    I have to chuckle then that you picture my views as somehow being even “somewhat miss-applied.” There is quite a difference between navigating (with an actual understanding) and merely being “along for the ride” with whatever the Office may reflect in the MPEP.

    The “strategically adapting” that you seem to want to advocate necessarily includes understanding how the “scoreboard is broken,” and being able to advise BOTH as to the “easier” follow what appears to be controlling law as well as advising as to what may be challengeable decisions that are currently in place. YOUR responsibility is to know BOTH. And I would put it to you: the “strategically adapting” may not be sufficient if all that you are doing is (like litig8or) blindly accepting case law. To be certain, clients may well choose to “follow the easier – albeit less rewarding – path and not fight for their full rights. That is the client’s choice, after all.

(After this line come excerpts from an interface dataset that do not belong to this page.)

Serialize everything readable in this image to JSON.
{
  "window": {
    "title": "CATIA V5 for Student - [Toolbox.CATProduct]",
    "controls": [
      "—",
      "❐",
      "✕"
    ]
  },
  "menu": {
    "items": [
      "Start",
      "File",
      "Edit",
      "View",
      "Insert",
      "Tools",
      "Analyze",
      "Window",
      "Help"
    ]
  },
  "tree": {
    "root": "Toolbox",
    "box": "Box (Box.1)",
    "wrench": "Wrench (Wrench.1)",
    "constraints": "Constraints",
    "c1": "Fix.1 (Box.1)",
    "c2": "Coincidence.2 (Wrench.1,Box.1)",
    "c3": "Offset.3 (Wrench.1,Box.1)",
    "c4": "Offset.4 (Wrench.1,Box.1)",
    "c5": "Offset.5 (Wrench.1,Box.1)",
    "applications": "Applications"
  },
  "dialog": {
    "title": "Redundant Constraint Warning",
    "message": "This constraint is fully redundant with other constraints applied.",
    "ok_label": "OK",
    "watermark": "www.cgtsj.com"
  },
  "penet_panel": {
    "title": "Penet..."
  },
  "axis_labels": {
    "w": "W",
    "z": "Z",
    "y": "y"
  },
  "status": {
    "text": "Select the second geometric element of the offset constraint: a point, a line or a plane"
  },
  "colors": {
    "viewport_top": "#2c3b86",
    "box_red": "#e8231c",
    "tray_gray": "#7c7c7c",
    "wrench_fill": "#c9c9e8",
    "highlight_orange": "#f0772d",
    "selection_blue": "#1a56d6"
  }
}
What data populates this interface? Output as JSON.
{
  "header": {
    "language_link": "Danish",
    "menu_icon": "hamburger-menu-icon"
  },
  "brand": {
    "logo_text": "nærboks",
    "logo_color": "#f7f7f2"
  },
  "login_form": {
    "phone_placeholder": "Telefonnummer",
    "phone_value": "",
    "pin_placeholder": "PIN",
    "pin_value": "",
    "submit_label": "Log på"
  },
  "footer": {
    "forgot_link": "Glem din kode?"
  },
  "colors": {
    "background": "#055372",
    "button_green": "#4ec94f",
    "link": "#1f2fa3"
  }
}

    As to your comment of “While you continue to draw attention to the “broken scoreboard” and wait for the Congress to come to save you from Alice” you absolutely miss the point of my advocacy on these boards.

    There is NO “wait for Congress” as if that were the only thing to do.

    Yes, I am not empowered to actually change the law directly (and as an important point, neither is the judicial branch to re-write, as opposed to actually interpret, the law), and I certainly desire Congress to act, but the point of the dialogue – and of the call for ALL to engage in critical thinking rather than be a mindless sheep to the case law and to the Executive Agency “guidance” is the opposite of “only wait.” My posts are very much in line with “still have to continue to operate.” But you will want to operate with a full understanding, and your view of “ our nuanced knowledge of the law notwithstanding, you are, simply ill-equipped to consult or prosecute software applications in the current atmosphere, nor do you seem remotely interested in that anyways.” could not be more wrong.

  33. Anon October 19, 2018 5:18 pm

    step back,

    A great riff, but the lyrics do not match up.

    We refuse to accept the new normal as a permanent one. You gladly do. We agree to disagree on that tactic. Simple as that.

    I would also give pause to the notion that it is “OK” to merely agree to disagree. I think it NOT “OK” to merely agree to disagree if the “disagreeing” is stemming from a lack of appreciation of either (or all of) the law, our duty to know the law, and our duty to both the client and to NOT placing the Court above the Constitution.

    The “gladly accept” — especially here as attempted to be dressed up as some “strategic adaptation” — that is based on NOT understanding the bigger picture IS something to be disdained.

    Members of our community (be they members such as patent agents, or members outside of the patent bar, but belonging to a State bar) that instead seek to disparage those that ARE providing the background for true strategic “adaptation” (which includes providing the background for fighting that “new norm”) deserve a much more harsher treatment than merely “agree to disagree.” You are absolutely correct in that fire in the eyes – and that is not to be confused for blowing smoke, over water or anywhere else.

  34. JTS December 4, 2018 12:47 am

    Mr. Nouri:

    Well-written practical advice. I follow a similar approach and never see Alice rejections.

    I would add that practicioners seem overly shy of background discussion. Rather than a single vague Background paragraph that’s so in vogue, the better practice is to go into the state of the art in detail, explain the problems thoroughly, and set up the solution to be revealed in the Detailed Description (where benefits can be highlighted and related back to the Background).

    Yes, that creates admissions of prior art. But that’s part of the practicioner’s job — to know the state of the prior art that is relevant to the invention. There’s no problem in admitting something is prior art when in fact it is. If the Examiner cites it, so what? One source or the other, it’s the same result.